▶ **Task item**
The response should contain every entry, reproduced exactly.

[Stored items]
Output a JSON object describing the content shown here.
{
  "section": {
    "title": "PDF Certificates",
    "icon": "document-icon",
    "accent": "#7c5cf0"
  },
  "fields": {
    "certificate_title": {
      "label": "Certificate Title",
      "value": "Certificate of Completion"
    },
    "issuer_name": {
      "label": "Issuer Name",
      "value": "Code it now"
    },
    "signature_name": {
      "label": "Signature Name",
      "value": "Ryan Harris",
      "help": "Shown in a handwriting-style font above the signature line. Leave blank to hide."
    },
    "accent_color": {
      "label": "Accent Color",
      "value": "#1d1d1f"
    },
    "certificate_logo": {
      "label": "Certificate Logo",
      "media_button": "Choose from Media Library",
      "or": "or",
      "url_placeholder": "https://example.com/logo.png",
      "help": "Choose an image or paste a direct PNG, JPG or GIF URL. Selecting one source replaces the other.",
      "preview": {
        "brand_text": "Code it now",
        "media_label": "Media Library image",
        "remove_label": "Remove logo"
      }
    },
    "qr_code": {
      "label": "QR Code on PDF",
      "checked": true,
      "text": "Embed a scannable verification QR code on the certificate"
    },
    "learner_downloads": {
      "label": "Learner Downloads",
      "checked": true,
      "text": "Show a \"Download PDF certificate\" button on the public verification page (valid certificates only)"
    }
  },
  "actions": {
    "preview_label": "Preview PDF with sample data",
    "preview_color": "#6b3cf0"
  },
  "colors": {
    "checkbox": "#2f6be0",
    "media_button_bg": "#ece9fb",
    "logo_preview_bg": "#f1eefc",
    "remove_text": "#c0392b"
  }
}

▶ **Response**
Output a JSON object describing the content shown here.
{
  "section": {
    "title": "PDF Certificates",
    "icon": "document-icon",
    "accent": "#7c5cf0"
  },
  "fields": {
    "certificate_title": {
      "label": "Certificate Title",
      "value": "Certificate of Completion"
    },
    "issuer_name": {
      "label": "Issuer Name",
      "value": "Code it now"
    },
    "signature_name": {
      "label": "Signature Name",
      "value": "Ryan Harris",
      "help": "Shown in a handwriting-style font above the signature line. Leave blank to hide."
    },
    "accent_color": {
      "label": "Accent Color",
      "value": "#1d1d1f"
    },
    "certificate_logo": {
      "label": "Certificate Logo",
      "media_button": "Choose from Media Library",
      "or": "or",
      "url_placeholder": "https://example.com/logo.png",
      "help": "Choose an image or paste a direct PNG, JPG or GIF URL. Selecting one source replaces the other.",
      "preview": {
        "brand_text": "Code it now",
        "media_label": "Media Library image",
        "remove_label": "Remove logo"
      }
    },
    "qr_code": {
      "label": "QR Code on PDF",
      "checked": true,
      "text": "Embed a scannable verification QR code on the certificate"
    },
    "learner_downloads": {
      "label": "Learner Downloads",
      "checked": true,
      "text": "Show a \"Download PDF certificate\" button on the public verification page (valid certificates only)"
    }
  },
  "actions": {
    "preview_label": "Preview PDF with sample data",
    "preview_color": "#6b3cf0"
  },
  "colors": {
    "checkbox": "#2f6be0",
    "media_button_bg": "#ece9fb",
    "logo_preview_bg": "#f1eefc",
    "remove_text": "#c0392b"
  }
}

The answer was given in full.